ICE-electric hybrid automobiles are nothing new. If anything, they’re downright routine. But hybrid aircraft, on the other hand, now that’s a much trickier animal to tame. But if there were ever a group capable of bringing turbine-electric hybrid jet engines to the masses, considering how far they’ve come, it’d be Collins Aerospace and Raytheon.
With assistance from Pratt & Whitney Canada’s Longueuil, Quebec innovation facility, Raytheon and its subordinate company Collins Aerospace have just completed stand-alone testing of a novel turboprop engine assisted by a one-megawatt electric motor. Said electric motor is Collins Aerospace’s primary contribution to the project. In theory, the electric motor should allow any turboprop engine it’s attached to operate with greater efficiency and fewer fuel expenditures.
With an expressed goal to reach as close to net zero carbon dioxide emissions as possible by the time this decade is out, the novel e-motor will be mounted inside a perfectly normal De Havilland Canada DHC-8 regional airliner. All in the hopes of bringing the first practical hybrid-electric turboprop motor specifically intended for medium-sized regional airliners.

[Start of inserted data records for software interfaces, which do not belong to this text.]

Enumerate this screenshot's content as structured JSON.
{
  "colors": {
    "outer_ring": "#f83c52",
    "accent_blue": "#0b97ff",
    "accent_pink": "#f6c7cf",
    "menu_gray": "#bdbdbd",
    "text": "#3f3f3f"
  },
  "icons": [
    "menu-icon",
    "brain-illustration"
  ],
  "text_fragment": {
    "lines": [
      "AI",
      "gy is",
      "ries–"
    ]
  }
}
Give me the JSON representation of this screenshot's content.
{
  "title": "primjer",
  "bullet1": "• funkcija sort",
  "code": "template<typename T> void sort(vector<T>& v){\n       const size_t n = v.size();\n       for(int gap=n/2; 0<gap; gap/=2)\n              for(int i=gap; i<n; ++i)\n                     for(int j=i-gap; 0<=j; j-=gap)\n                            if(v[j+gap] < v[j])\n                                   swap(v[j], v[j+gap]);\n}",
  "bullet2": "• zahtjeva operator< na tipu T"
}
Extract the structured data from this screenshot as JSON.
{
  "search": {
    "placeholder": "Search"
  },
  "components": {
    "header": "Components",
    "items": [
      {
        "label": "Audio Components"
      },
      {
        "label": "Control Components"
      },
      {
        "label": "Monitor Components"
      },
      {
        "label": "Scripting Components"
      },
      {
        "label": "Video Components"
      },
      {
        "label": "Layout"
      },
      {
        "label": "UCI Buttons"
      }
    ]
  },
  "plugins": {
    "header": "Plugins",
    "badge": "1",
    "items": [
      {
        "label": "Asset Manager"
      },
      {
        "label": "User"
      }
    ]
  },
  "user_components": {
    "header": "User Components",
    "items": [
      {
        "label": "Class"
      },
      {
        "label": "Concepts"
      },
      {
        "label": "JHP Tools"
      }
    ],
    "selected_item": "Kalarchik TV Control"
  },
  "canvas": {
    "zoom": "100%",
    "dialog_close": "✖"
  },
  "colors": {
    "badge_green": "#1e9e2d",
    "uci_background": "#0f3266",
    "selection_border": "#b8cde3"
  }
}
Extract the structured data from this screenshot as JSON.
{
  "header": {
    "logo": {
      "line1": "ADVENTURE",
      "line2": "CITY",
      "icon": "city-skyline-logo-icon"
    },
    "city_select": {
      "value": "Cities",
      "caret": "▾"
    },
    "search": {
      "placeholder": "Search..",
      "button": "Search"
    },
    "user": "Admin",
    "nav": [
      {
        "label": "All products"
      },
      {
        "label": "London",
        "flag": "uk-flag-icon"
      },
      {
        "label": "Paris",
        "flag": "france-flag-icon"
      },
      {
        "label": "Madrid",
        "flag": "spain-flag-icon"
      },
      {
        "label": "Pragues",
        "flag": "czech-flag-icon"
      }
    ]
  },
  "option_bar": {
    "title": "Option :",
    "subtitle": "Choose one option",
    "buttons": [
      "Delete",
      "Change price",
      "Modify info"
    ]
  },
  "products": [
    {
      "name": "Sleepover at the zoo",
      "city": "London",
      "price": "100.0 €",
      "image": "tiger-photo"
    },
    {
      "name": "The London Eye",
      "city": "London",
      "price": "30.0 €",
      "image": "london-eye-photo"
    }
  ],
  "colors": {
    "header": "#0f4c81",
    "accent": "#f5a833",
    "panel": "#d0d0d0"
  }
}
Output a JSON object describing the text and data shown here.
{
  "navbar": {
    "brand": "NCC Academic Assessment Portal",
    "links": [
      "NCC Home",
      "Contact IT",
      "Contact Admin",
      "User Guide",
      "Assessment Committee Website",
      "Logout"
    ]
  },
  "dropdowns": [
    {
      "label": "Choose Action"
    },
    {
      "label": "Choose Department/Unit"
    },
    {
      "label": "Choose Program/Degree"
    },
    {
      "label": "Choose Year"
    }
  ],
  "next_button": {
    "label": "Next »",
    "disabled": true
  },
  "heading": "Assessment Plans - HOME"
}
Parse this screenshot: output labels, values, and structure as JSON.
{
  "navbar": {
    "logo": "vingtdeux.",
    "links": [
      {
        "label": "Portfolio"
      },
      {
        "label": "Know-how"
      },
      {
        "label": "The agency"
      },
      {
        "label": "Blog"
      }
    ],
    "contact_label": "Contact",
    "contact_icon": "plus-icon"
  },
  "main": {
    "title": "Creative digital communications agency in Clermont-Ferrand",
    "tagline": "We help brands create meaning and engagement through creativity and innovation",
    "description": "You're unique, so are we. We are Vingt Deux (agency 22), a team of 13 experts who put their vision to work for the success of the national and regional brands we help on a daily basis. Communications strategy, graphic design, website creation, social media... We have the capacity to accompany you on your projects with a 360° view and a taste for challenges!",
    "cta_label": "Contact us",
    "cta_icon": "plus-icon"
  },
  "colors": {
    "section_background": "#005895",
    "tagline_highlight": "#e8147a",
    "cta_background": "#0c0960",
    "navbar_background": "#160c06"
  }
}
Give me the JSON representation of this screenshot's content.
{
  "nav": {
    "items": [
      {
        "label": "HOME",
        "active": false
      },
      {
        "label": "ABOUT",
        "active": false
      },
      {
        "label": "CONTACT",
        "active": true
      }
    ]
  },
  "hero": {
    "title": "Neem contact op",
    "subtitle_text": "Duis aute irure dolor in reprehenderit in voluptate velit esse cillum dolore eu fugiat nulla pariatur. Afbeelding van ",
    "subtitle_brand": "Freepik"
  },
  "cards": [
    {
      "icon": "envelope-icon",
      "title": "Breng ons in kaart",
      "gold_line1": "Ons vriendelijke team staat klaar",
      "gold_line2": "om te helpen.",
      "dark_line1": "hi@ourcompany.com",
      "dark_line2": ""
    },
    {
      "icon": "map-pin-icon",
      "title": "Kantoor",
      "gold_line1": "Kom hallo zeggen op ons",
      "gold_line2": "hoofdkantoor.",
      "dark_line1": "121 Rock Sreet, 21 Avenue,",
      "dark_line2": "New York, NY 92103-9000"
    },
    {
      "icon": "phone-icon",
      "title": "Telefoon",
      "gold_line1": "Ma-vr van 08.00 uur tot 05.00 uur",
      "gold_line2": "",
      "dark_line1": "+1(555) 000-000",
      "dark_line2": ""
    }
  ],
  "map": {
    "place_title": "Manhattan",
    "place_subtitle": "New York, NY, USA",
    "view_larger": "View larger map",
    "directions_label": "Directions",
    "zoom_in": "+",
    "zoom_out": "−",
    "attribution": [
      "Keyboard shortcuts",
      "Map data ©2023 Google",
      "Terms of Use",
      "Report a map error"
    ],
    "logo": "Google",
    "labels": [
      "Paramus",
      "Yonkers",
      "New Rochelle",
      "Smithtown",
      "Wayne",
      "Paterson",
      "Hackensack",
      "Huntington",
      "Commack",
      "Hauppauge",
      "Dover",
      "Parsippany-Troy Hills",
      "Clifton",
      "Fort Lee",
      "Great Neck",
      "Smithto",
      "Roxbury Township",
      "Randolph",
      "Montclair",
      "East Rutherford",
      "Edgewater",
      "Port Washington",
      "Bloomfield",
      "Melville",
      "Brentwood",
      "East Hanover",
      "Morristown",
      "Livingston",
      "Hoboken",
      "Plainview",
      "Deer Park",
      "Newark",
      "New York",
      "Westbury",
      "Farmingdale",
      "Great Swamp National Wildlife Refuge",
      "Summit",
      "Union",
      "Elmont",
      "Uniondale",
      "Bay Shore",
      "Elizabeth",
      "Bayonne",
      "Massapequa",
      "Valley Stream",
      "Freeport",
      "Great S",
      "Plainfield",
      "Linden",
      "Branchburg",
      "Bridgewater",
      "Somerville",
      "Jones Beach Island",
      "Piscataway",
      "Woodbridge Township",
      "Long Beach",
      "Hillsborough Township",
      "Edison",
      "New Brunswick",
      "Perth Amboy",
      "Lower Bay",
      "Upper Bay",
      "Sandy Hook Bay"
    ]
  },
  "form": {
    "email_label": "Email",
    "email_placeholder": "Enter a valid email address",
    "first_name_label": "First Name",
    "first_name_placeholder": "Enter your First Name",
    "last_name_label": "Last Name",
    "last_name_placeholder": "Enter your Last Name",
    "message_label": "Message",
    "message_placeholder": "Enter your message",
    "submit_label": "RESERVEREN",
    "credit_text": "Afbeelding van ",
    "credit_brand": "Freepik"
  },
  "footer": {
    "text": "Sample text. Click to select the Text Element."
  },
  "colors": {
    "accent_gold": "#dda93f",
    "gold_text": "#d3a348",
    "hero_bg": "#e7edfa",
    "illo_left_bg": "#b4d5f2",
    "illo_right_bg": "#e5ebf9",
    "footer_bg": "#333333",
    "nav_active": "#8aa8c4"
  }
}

Riding a $163 million wave of investments started in July of last year, it shouldn’t be too long before Collins, Raytheon, and DeHaviland Canada have a working prototype ready to fly. The target threshold the aerospace company trio wishes to achieve is a factor of 30 percent more fuel efficiency during typical passenger-carrying operations compared to a DHC-8 with two typical Pratt & Whitney Canada turboprop engines.
But efficiency is not the only point of concern when it comes to this novel jet-electric hybrid engine. As should be obvious, building airplanes that use elements of EV technology in their power trains are much tricker to make work properly than a hybrid on four wheels. Power-to-weight ratios are just as, if not more, important in the air than they are at the race track, so this new electric motor-assisted jet mustn’t lose any performance over its typical cousins.
“We are honored that Raytheon Technologies has chosen our Design Approval Organization to lead the flight test program for this historic demonstrator project,” said John Maris, 3C president and chief test pilot for the project.
“3C has assembled a trusted Quebec team that includes Chrono Aviation, WAAS Aerospace, and Elisen & associés to integrate the hybrid-electric powertrain, battery system, and high voltage electrical harness into 3C’s Dash 8 research aircraft. I am confident that 3C’s extensive flight test experience and historical relationship with Transport Canada will complement Raytheon Technologies’ outstanding team to safely demonstrate this important technological advance.”
As of the present day, Raytheon and its partner contractors expect the first working prototype to be ready to fly by at least the beginning of 2024, with full-scale commercial production hoped to start soon afterward, assuming all goes to plan.
Courtesy of Benny Kirk at https://www.autoevolution.com/news/raytheon-wraps-up-first-test-run-of-new-jet-electric-hybrid-engine-first-flight-in-2024-206906.html